> [About this exercise]:
Your answer should be an exact copy of every record.

[Excerpts from a dataset]
-- Opening Marker --
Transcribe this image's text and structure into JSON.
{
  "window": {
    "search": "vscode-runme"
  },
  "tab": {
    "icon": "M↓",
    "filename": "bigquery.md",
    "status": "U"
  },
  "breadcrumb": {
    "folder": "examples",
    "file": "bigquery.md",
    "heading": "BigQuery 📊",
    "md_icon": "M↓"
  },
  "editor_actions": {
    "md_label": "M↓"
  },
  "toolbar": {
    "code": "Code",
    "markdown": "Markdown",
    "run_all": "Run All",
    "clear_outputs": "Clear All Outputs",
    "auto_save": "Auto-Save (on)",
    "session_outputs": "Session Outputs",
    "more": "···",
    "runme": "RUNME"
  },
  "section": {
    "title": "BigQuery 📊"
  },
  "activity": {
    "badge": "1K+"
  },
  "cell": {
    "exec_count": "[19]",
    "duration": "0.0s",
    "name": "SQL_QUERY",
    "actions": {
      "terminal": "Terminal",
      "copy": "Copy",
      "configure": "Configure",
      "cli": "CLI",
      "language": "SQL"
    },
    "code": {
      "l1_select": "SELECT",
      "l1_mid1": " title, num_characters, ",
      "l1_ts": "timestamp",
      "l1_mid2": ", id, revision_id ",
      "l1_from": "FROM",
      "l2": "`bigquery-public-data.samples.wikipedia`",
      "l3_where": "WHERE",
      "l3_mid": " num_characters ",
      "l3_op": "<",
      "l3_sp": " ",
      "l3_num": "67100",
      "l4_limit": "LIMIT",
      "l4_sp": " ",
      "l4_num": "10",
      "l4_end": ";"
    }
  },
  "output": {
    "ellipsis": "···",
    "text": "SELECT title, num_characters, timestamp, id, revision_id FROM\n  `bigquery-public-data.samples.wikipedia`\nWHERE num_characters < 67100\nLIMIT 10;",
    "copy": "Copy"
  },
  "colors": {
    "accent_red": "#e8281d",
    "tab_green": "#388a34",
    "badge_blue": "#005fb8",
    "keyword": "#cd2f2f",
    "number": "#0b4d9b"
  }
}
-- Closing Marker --
> [Your solution]:
Transcribe this image's text and structure into JSON.
{
  "window": {
    "search": "vscode-runme"
  },
  "tab": {
    "icon": "M↓",
    "filename": "bigquery.md",
    "status": "U"
  },
  "breadcrumb": {
    "folder": "examples",
    "file": "bigquery.md",
    "heading": "BigQuery 📊",
    "md_icon": "M↓"
  },
  "editor_actions": {
    "md_label": "M↓"
  },
  "toolbar": {
    "code": "Code",
    "markdown": "Markdown",
    "run_all": "Run All",
    "clear_outputs": "Clear All Outputs",
    "auto_save": "Auto-Save (on)",
    "session_outputs": "Session Outputs",
    "more": "···",
    "runme": "RUNME"
  },
  "section": {
    "title": "BigQuery 📊"
  },
  "activity": {
    "badge": "1K+"
  },
  "cell": {
    "exec_count": "[19]",
    "duration": "0.0s",
    "name": "SQL_QUERY",
    "actions": {
      "terminal": "Terminal",
      "copy": "Copy",
      "configure": "Configure",
      "cli": "CLI",
      "language": "SQL"
    },
    "code": {
      "l1_select": "SELECT",
      "l1_mid1": " title, num_characters, ",
      "l1_ts": "timestamp",
      "l1_mid2": ", id, revision_id ",
      "l1_from": "FROM",
      "l2": "`bigquery-public-data.samples.wikipedia`",
      "l3_where": "WHERE",
      "l3_mid": " num_characters ",
      "l3_op": "<",
      "l3_sp": " ",
      "l3_num": "67100",
      "l4_limit": "LIMIT",
      "l4_sp": " ",
      "l4_num": "10",
      "l4_end": ";"
    }
  },
  "output": {
    "ellipsis": "···",
    "text": "SELECT title, num_characters, timestamp, id, revision_id FROM\n  `bigquery-public-data.samples.wikipedia`\nWHERE num_characters < 67100\nLIMIT 10;",
    "copy": "Copy"
  },
  "colors": {
    "accent_red": "#e8281d",
    "tab_green": "#388a34",
    "badge_blue": "#005fb8",
    "keyword": "#cd2f2f",
    "number": "#0b4d9b"
  }
}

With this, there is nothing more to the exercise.